◆ DESCRIPTION OF THE TASK: An exact copy of every entry is needed, without the pictures.

◆ RECORDS FOR THIS TASK:
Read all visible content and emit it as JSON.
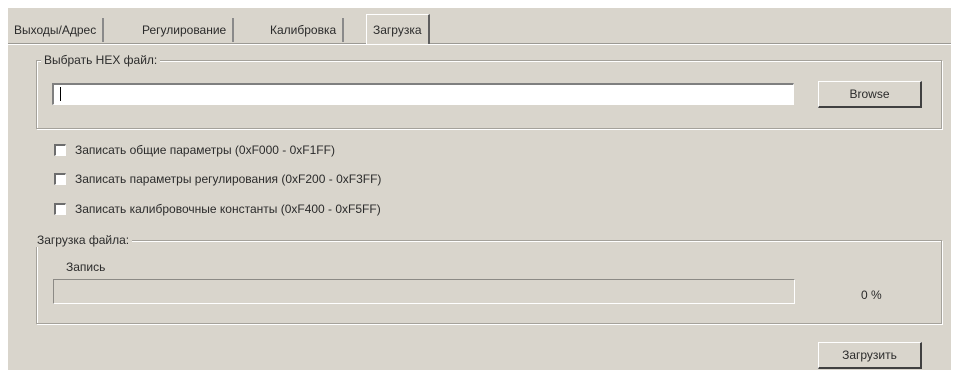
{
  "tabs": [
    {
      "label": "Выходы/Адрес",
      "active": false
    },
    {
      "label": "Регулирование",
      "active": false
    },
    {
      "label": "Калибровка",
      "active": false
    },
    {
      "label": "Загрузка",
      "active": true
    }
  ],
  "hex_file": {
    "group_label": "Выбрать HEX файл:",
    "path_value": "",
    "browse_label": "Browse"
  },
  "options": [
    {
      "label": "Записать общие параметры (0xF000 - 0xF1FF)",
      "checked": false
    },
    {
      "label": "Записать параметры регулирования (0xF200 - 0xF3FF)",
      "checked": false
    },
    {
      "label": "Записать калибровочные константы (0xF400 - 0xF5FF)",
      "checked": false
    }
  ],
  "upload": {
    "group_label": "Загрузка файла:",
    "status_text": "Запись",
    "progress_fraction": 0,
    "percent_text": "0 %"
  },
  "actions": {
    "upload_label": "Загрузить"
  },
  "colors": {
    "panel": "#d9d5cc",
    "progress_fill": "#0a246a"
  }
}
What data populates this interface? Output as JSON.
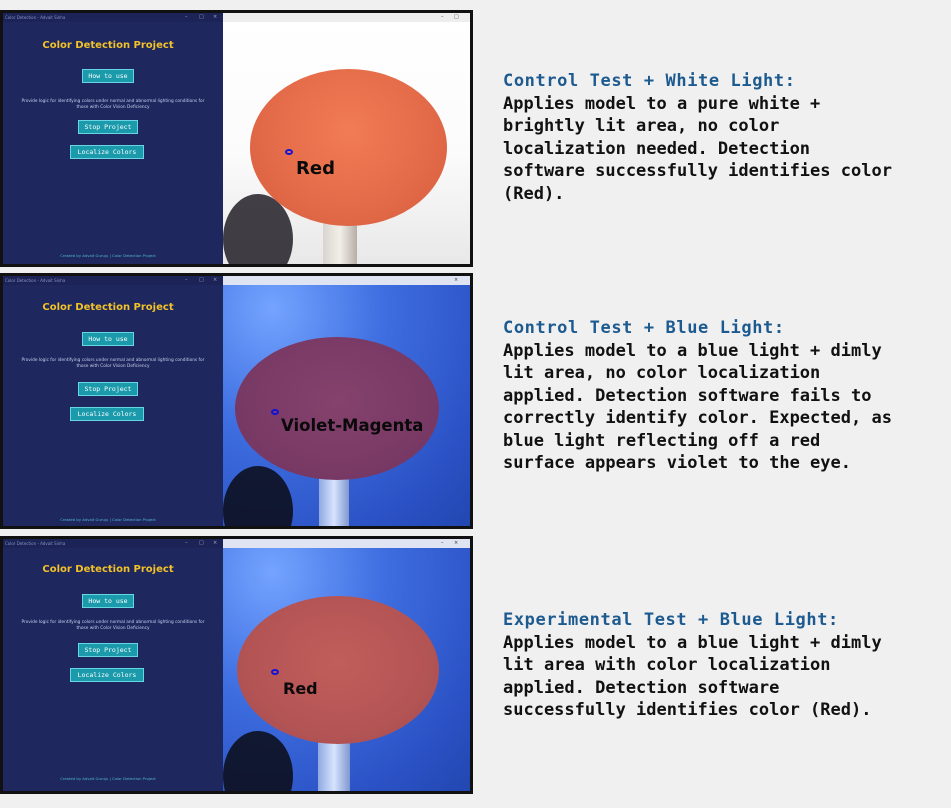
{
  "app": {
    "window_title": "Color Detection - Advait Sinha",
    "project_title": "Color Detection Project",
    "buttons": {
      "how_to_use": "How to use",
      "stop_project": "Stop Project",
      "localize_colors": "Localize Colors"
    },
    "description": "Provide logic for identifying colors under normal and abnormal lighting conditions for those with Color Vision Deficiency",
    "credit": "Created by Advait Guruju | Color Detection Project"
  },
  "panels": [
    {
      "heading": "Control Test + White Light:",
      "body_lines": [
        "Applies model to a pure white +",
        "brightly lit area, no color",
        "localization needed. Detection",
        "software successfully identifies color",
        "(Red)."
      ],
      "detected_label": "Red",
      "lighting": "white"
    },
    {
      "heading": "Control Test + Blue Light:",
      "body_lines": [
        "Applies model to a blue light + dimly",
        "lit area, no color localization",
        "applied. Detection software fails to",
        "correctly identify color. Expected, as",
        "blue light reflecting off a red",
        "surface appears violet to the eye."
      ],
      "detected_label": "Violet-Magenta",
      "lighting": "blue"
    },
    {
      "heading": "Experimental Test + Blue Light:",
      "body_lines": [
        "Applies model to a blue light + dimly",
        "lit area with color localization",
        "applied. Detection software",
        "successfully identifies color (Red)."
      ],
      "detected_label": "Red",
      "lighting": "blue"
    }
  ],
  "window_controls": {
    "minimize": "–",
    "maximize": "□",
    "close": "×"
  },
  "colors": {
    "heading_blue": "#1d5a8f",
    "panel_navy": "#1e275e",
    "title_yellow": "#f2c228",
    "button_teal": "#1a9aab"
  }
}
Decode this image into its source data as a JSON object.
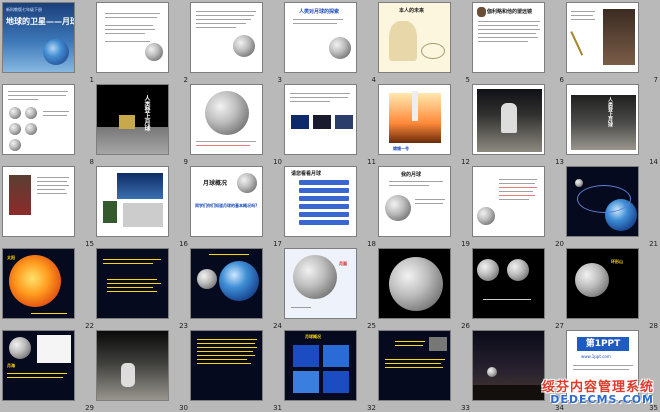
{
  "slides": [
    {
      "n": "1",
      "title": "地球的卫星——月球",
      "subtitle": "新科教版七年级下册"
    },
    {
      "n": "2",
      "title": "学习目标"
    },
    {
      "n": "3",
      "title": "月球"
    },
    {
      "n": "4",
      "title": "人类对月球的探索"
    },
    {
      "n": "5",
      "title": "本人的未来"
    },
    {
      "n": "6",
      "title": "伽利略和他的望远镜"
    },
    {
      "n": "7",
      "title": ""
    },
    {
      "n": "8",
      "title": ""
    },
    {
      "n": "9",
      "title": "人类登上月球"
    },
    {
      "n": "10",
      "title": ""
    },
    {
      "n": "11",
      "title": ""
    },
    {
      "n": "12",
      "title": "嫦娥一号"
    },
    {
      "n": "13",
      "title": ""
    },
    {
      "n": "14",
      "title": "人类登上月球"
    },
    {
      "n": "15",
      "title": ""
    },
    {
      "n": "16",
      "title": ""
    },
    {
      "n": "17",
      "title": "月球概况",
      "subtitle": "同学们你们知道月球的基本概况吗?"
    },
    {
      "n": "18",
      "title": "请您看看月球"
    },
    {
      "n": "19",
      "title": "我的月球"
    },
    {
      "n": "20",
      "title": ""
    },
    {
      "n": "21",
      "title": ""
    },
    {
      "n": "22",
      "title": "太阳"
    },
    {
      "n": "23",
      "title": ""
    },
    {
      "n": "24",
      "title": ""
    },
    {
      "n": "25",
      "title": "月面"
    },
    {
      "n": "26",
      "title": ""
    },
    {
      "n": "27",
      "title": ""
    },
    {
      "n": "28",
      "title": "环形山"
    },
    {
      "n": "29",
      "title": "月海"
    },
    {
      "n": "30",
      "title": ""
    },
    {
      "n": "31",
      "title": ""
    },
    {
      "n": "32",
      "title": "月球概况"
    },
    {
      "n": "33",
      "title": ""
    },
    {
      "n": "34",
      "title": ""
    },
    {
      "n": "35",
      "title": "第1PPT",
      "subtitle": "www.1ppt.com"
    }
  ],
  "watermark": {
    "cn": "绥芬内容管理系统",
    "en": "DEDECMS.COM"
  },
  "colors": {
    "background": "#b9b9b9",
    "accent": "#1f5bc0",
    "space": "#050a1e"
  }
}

◆ WRITTEN SOLUTION:
Read all visible content and emit it as JSON.
{
  "tabs": [
    {
      "label": "Выходы/Адрес",
      "active": false
    },
    {
      "label": "Регулирование",
      "active": false
    },
    {
      "label": "Калибровка",
      "active": false
    },
    {
      "label": "Загрузка",
      "active": true
    }
  ],
  "hex_file": {
    "group_label": "Выбрать HEX файл:",
    "path_value": "",
    "browse_label": "Browse"
  },
  "options": [
    {
      "label": "Записать общие параметры (0xF000 - 0xF1FF)",
      "checked": false
    },
    {
      "label": "Записать параметры регулирования (0xF200 - 0xF3FF)",
      "checked": false
    },
    {
      "label": "Записать калибровочные константы (0xF400 - 0xF5FF)",
      "checked": false
    }
  ],
  "upload": {
    "group_label": "Загрузка файла:",
    "status_text": "Запись",
    "progress_fraction": 0,
    "percent_text": "0 %"
  },
  "actions": {
    "upload_label": "Загрузить"
  },
  "colors": {
    "panel": "#d9d5cc",
    "progress_fill": "#0a246a"
  }
}
What data populates this interface? Output as JSON.
{
  "app": {
    "window_title": "Color Detection - Advait Sinha",
    "project_title": "Color Detection Project",
    "buttons": {
      "how_to_use": "How to use",
      "stop_project": "Stop Project",
      "localize_colors": "Localize Colors"
    },
    "description": "Provide logic for identifying colors under normal and abnormal lighting conditions for those with Color Vision Deficiency",
    "credit": "Created by Advait Guruju | Color Detection Project"
  },
  "panels": [
    {
      "heading": "Control Test + White Light:",
      "body_lines": [
        "Applies model to a pure white +",
        "brightly lit area, no color",
        "localization needed. Detection",
        "software successfully identifies color",
        "(Red)."
      ],
      "detected_label": "Red",
      "lighting": "white"
    },
    {
      "heading": "Control Test + Blue Light:",
      "body_lines": [
        "Applies model to a blue light + dimly",
        "lit area, no color localization",
        "applied. Detection software fails to",
        "correctly identify color. Expected, as",
        "blue light reflecting off a red",
        "surface appears violet to the eye."
      ],
      "detected_label": "Violet-Magenta",
      "lighting": "blue"
    },
    {
      "heading": "Experimental Test + Blue Light:",
      "body_lines": [
        "Applies model to a blue light + dimly",
        "lit area with color localization",
        "applied. Detection software",
        "successfully identifies color (Red)."
      ],
      "detected_label": "Red",
      "lighting": "blue"
    }
  ],
  "window_controls": {
    "minimize": "–",
    "maximize": "□",
    "close": "×"
  },
  "colors": {
    "heading_blue": "#1d5a8f",
    "panel_navy": "#1e275e",
    "title_yellow": "#f2c228",
    "button_teal": "#1a9aab"
  }
}
Decode this image into its source data as a JSON object.
{
  "slides": [
    {
      "n": "1",
      "title": "地球的卫星——月球",
      "subtitle": "新科教版七年级下册"
    },
    {
      "n": "2",
      "title": "学习目标"
    },
    {
      "n": "3",
      "title": "月球"
    },
    {
      "n": "4",
      "title": "人类对月球的探索"
    },
    {
      "n": "5",
      "title": "本人的未来"
    },
    {
      "n": "6",
      "title": "伽利略和他的望远镜"
    },
    {
      "n": "7",
      "title": ""
    },
    {
      "n": "8",
      "title": ""
    },
    {
      "n": "9",
      "title": "人类登上月球"
    },
    {
      "n": "10",
      "title": ""
    },
    {
      "n": "11",
      "title": ""
    },
    {
      "n": "12",
      "title": "嫦娥一号"
    },
    {
      "n": "13",
      "title": ""
    },
    {
      "n": "14",
      "title": "人类登上月球"
    },
    {
      "n": "15",
      "title": ""
    },
    {
      "n": "16",
      "title": ""
    },
    {
      "n": "17",
      "title": "月球概况",
      "subtitle": "同学们你们知道月球的基本概况吗?"
    },
    {
      "n": "18",
      "title": "请您看看月球"
    },
    {
      "n": "19",
      "title": "我的月球"
    },
    {
      "n": "20",
      "title": ""
    },
    {
      "n": "21",
      "title": ""
    },
    {
      "n": "22",
      "title": "太阳"
    },
    {
      "n": "23",
      "title": ""
    },
    {
      "n": "24",
      "title": ""
    },
    {
      "n": "25",
      "title": "月面"
    },
    {
      "n": "26",
      "title": ""
    },
    {
      "n": "27",
      "title": ""
    },
    {
      "n": "28",
      "title": "环形山"
    },
    {
      "n": "29",
      "title": "月海"
    },
    {
      "n": "30",
      "title": ""
    },
    {
      "n": "31",
      "title": ""
    },
    {
      "n": "32",
      "title": "月球概况"
    },
    {
      "n": "33",
      "title": ""
    },
    {
      "n": "34",
      "title": ""
    },
    {
      "n": "35",
      "title": "第1PPT",
      "subtitle": "www.1ppt.com"
    }
  ],
  "watermark": {
    "cn": "绥芬内容管理系统",
    "en": "DEDECMS.COM"
  },
  "colors": {
    "background": "#b9b9b9",
    "accent": "#1f5bc0",
    "space": "#050a1e"
  }
}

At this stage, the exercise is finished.